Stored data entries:
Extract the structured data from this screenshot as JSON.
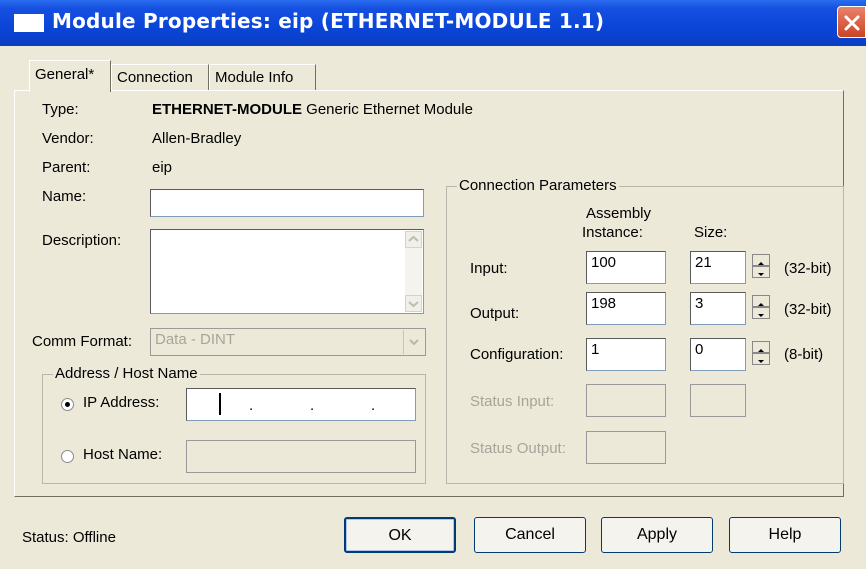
{
  "window": {
    "title": "Module Properties: eip (ETHERNET-MODULE 1.1)"
  },
  "tabs": [
    {
      "label": "General*"
    },
    {
      "label": "Connection"
    },
    {
      "label": "Module Info"
    }
  ],
  "general": {
    "type_label": "Type:",
    "type_value_bold": "ETHERNET-MODULE",
    "type_value_rest": "Generic Ethernet Module",
    "vendor_label": "Vendor:",
    "vendor_value": "Allen-Bradley",
    "parent_label": "Parent:",
    "parent_value": "eip",
    "name_label": "Name:",
    "name_value": "",
    "description_label": "Description:",
    "description_value": "",
    "comm_format_label": "Comm Format:",
    "comm_format_value": "Data - DINT"
  },
  "address": {
    "group_title": "Address / Host Name",
    "ip_label": "IP Address:",
    "ip_value": ".     .     .",
    "ip_selected": true,
    "host_label": "Host Name:",
    "host_value": ""
  },
  "connection_params": {
    "group_title": "Connection Parameters",
    "col_assembly_line1": "Assembly",
    "col_assembly_line2": "Instance:",
    "col_size": "Size:",
    "rows": [
      {
        "label": "Input:",
        "instance": "100",
        "size": "21",
        "unit": "(32-bit)"
      },
      {
        "label": "Output:",
        "instance": "198",
        "size": "3",
        "unit": "(32-bit)"
      },
      {
        "label": "Configuration:",
        "instance": "1",
        "size": "0",
        "unit": "(8-bit)"
      },
      {
        "label": "Status Input:",
        "instance": "",
        "size": ""
      },
      {
        "label": "Status Output:",
        "instance": ""
      }
    ]
  },
  "status": {
    "text": "Status:  Offline"
  },
  "buttons": {
    "ok": "OK",
    "cancel": "Cancel",
    "apply": "Apply",
    "help": "Help"
  }
}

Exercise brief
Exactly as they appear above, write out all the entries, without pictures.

Reply
Extract the structured data from this screenshot as JSON.
{
  "window": {
    "title": "Module Properties: eip (ETHERNET-MODULE 1.1)"
  },
  "tabs": [
    {
      "label": "General*"
    },
    {
      "label": "Connection"
    },
    {
      "label": "Module Info"
    }
  ],
  "general": {
    "type_label": "Type:",
    "type_value_bold": "ETHERNET-MODULE",
    "type_value_rest": "Generic Ethernet Module",
    "vendor_label": "Vendor:",
    "vendor_value": "Allen-Bradley",
    "parent_label": "Parent:",
    "parent_value": "eip",
    "name_label": "Name:",
    "name_value": "",
    "description_label": "Description:",
    "description_value": "",
    "comm_format_label": "Comm Format:",
    "comm_format_value": "Data - DINT"
  },
  "address": {
    "group_title": "Address / Host Name",
    "ip_label": "IP Address:",
    "ip_value": ".     .     .",
    "ip_selected": true,
    "host_label": "Host Name:",
    "host_value": ""
  },
  "connection_params": {
    "group_title": "Connection Parameters",
    "col_assembly_line1": "Assembly",
    "col_assembly_line2": "Instance:",
    "col_size": "Size:",
    "rows": [
      {
        "label": "Input:",
        "instance": "100",
        "size": "21",
        "unit": "(32-bit)"
      },
      {
        "label": "Output:",
        "instance": "198",
        "size": "3",
        "unit": "(32-bit)"
      },
      {
        "label": "Configuration:",
        "instance": "1",
        "size": "0",
        "unit": "(8-bit)"
      },
      {
        "label": "Status Input:",
        "instance": "",
        "size": ""
      },
      {
        "label": "Status Output:",
        "instance": ""
      }
    ]
  },
  "status": {
    "text": "Status:  Offline"
  },
  "buttons": {
    "ok": "OK",
    "cancel": "Cancel",
    "apply": "Apply",
    "help": "Help"
  }
}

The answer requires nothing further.